WHAT YOU HAVE TO DO: When "钢筋混凝基础" occurs in a line of the material, copy that line.

═════ DATA UNDER STUDY

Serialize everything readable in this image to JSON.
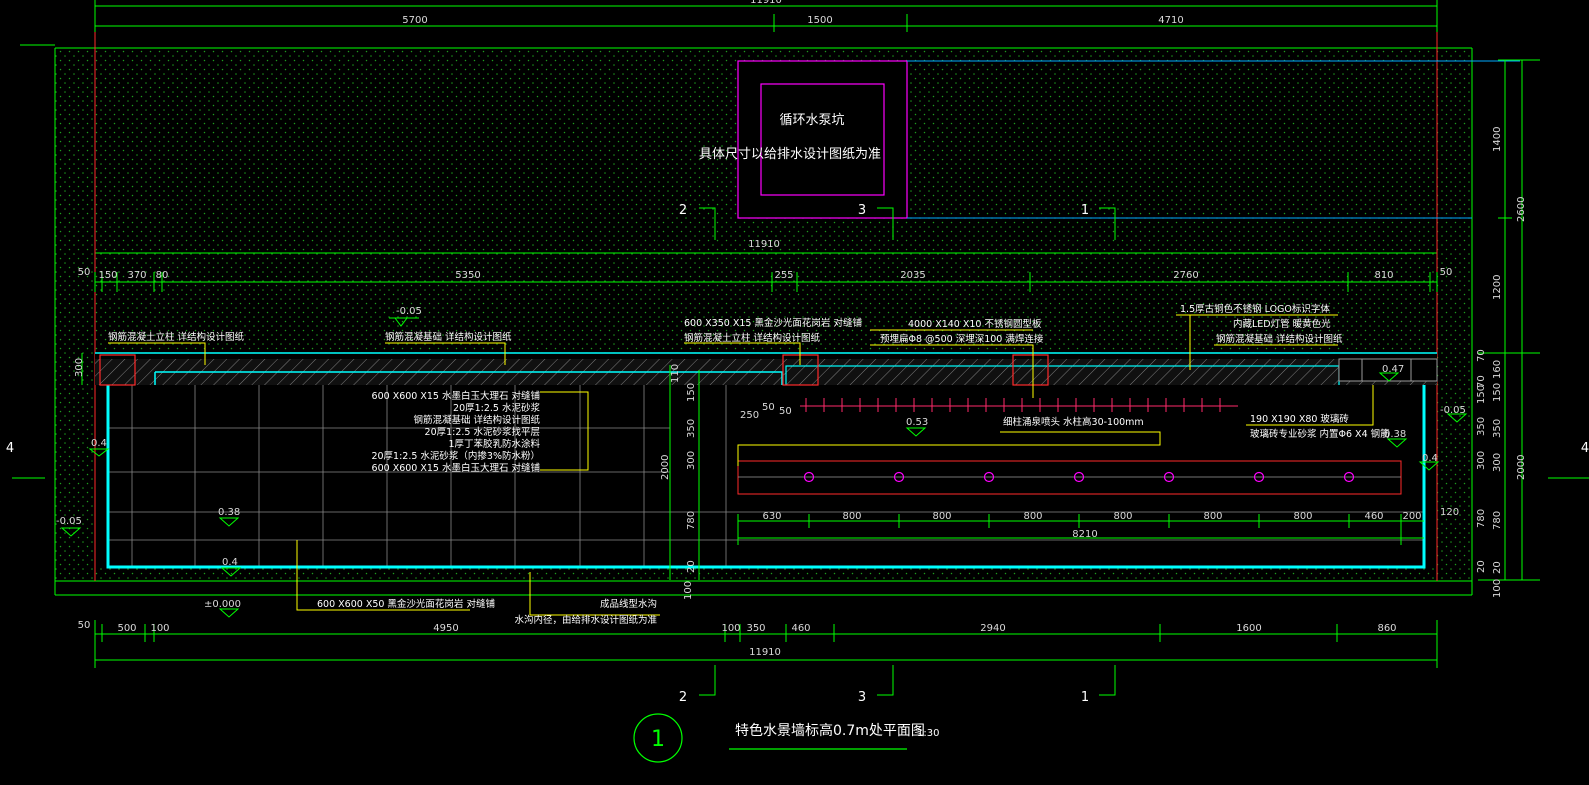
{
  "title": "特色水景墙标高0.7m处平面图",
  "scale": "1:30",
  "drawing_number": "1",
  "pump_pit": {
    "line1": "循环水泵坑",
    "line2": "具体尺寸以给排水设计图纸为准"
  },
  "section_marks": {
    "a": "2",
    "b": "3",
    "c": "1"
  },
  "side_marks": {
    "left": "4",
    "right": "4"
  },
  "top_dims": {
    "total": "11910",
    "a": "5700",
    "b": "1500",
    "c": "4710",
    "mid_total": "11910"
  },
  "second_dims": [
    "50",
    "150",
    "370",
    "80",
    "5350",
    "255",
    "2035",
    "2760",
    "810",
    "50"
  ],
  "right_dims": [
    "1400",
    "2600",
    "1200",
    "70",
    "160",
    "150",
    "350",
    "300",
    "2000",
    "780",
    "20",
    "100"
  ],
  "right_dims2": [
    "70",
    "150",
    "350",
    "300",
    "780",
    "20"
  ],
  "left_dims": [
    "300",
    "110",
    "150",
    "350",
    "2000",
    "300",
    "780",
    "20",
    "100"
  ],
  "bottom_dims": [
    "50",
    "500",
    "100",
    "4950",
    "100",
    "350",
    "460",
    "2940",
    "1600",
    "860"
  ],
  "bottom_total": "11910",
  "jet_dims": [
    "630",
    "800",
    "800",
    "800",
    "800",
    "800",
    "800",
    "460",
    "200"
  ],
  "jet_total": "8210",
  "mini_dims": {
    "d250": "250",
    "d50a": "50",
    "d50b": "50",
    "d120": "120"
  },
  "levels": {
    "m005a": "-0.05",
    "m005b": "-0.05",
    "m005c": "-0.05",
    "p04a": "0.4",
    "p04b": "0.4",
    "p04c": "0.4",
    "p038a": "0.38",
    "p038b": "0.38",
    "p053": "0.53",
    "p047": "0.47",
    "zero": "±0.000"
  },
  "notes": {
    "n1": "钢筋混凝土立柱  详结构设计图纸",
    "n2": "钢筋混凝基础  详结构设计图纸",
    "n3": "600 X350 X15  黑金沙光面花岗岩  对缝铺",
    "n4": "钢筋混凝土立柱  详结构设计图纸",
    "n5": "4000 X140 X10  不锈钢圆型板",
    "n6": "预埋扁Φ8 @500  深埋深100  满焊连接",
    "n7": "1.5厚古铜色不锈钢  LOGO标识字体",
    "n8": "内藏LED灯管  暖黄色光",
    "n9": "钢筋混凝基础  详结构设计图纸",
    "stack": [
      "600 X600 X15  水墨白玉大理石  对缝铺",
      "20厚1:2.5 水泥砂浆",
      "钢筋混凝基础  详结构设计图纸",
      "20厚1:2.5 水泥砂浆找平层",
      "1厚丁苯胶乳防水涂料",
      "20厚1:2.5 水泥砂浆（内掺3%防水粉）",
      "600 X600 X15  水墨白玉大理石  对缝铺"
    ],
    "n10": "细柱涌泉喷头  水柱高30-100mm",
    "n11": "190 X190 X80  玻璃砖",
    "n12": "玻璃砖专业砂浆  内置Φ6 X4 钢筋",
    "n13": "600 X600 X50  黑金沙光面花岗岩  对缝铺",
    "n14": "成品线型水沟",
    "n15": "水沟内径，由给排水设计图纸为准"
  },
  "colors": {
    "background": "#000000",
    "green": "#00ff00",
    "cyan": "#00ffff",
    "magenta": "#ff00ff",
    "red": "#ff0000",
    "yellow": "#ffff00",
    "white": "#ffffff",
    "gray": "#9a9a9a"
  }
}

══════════

RESULT OF THIS EXERCISE:
    "n2": "钢筋混凝基础  详结构设计图纸",
    "n9": "钢筋混凝基础  详结构设计图纸",
      "钢筋混凝基础  详结构设计图纸",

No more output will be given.